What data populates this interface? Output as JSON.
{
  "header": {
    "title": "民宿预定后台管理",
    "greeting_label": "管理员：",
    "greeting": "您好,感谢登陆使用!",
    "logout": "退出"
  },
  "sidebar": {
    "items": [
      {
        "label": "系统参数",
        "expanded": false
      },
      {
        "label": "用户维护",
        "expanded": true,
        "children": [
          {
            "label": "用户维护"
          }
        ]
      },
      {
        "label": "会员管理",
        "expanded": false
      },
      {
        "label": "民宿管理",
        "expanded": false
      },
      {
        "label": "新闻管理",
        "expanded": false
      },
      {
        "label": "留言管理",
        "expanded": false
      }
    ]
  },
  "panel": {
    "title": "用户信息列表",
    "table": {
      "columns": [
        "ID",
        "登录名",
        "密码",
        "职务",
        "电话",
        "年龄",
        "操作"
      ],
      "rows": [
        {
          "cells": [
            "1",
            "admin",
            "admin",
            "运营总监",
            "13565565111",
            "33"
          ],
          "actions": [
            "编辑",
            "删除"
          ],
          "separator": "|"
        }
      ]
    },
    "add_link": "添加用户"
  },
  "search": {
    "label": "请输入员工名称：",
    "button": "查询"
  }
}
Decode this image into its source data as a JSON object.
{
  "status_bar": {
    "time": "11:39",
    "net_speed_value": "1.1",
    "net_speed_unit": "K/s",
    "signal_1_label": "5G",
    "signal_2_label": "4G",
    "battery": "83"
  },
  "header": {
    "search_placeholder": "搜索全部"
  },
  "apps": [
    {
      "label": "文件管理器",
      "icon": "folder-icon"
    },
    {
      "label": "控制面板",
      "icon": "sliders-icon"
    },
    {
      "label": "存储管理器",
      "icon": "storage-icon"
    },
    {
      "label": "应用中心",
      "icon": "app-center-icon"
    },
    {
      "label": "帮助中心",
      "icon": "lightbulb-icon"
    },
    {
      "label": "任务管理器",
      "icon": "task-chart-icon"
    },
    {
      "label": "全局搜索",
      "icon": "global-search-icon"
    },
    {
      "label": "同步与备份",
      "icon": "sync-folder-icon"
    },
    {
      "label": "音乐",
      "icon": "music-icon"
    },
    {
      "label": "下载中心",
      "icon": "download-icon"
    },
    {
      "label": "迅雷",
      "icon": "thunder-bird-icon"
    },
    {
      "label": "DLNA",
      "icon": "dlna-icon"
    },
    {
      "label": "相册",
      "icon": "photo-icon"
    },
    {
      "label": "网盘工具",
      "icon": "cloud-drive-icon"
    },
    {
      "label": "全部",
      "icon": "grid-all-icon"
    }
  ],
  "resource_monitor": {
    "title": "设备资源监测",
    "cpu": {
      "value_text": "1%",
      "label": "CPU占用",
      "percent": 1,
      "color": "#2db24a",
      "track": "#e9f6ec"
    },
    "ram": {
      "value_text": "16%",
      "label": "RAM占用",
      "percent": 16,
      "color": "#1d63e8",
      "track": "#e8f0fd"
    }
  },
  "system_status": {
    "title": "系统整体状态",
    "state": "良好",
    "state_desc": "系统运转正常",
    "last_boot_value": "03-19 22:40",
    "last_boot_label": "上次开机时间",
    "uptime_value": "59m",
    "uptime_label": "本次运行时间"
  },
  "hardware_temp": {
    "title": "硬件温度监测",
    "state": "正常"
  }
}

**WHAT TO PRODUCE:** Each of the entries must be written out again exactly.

**ANSWER FOR THIS EXERCISE:**
What data populates this interface? Output as JSON.
{
  "header": {
    "title": "民宿预定后台管理",
    "greeting_label": "管理员：",
    "greeting": "您好,感谢登陆使用!",
    "logout": "退出"
  },
  "sidebar": {
    "items": [
      {
        "label": "系统参数",
        "expanded": false
      },
      {
        "label": "用户维护",
        "expanded": true,
        "children": [
          {
            "label": "用户维护"
          }
        ]
      },
      {
        "label": "会员管理",
        "expanded": false
      },
      {
        "label": "民宿管理",
        "expanded": false
      },
      {
        "label": "新闻管理",
        "expanded": false
      },
      {
        "label": "留言管理",
        "expanded": false
      }
    ]
  },
  "panel": {
    "title": "用户信息列表",
    "table": {
      "columns": [
        "ID",
        "登录名",
        "密码",
        "职务",
        "电话",
        "年龄",
        "操作"
      ],
      "rows": [
        {
          "cells": [
            "1",
            "admin",
            "admin",
            "运营总监",
            "13565565111",
            "33"
          ],
          "actions": [
            "编辑",
            "删除"
          ],
          "separator": "|"
        }
      ]
    },
    "add_link": "添加用户"
  },
  "search": {
    "label": "请输入员工名称：",
    "button": "查询"
  }
}
Decode this image into its source data as a JSON object.
{
  "status_bar": {
    "time": "11:39",
    "net_speed_value": "1.1",
    "net_speed_unit": "K/s",
    "signal_1_label": "5G",
    "signal_2_label": "4G",
    "battery": "83"
  },
  "header": {
    "search_placeholder": "搜索全部"
  },
  "apps": [
    {
      "label": "文件管理器",
      "icon": "folder-icon"
    },
    {
      "label": "控制面板",
      "icon": "sliders-icon"
    },
    {
      "label": "存储管理器",
      "icon": "storage-icon"
    },
    {
      "label": "应用中心",
      "icon": "app-center-icon"
    },
    {
      "label": "帮助中心",
      "icon": "lightbulb-icon"
    },
    {
      "label": "任务管理器",
      "icon": "task-chart-icon"
    },
    {
      "label": "全局搜索",
      "icon": "global-search-icon"
    },
    {
      "label": "同步与备份",
      "icon": "sync-folder-icon"
    },
    {
      "label": "音乐",
      "icon": "music-icon"
    },
    {
      "label": "下载中心",
      "icon": "download-icon"
    },
    {
      "label": "迅雷",
      "icon": "thunder-bird-icon"
    },
    {
      "label": "DLNA",
      "icon": "dlna-icon"
    },
    {
      "label": "相册",
      "icon": "photo-icon"
    },
    {
      "label": "网盘工具",
      "icon": "cloud-drive-icon"
    },
    {
      "label": "全部",
      "icon": "grid-all-icon"
    }
  ],
  "resource_monitor": {
    "title": "设备资源监测",
    "cpu": {
      "value_text": "1%",
      "label": "CPU占用",
      "percent": 1,
      "color": "#2db24a",
      "track": "#e9f6ec"
    },
    "ram": {
      "value_text": "16%",
      "label": "RAM占用",
      "percent": 16,
      "color": "#1d63e8",
      "track": "#e8f0fd"
    }
  },
  "system_status": {
    "title": "系统整体状态",
    "state": "良好",
    "state_desc": "系统运转正常",
    "last_boot_value": "03-19 22:40",
    "last_boot_label": "上次开机时间",
    "uptime_value": "59m",
    "uptime_label": "本次运行时间"
  },
  "hardware_temp": {
    "title": "硬件温度监测",
    "state": "正常"
  }
}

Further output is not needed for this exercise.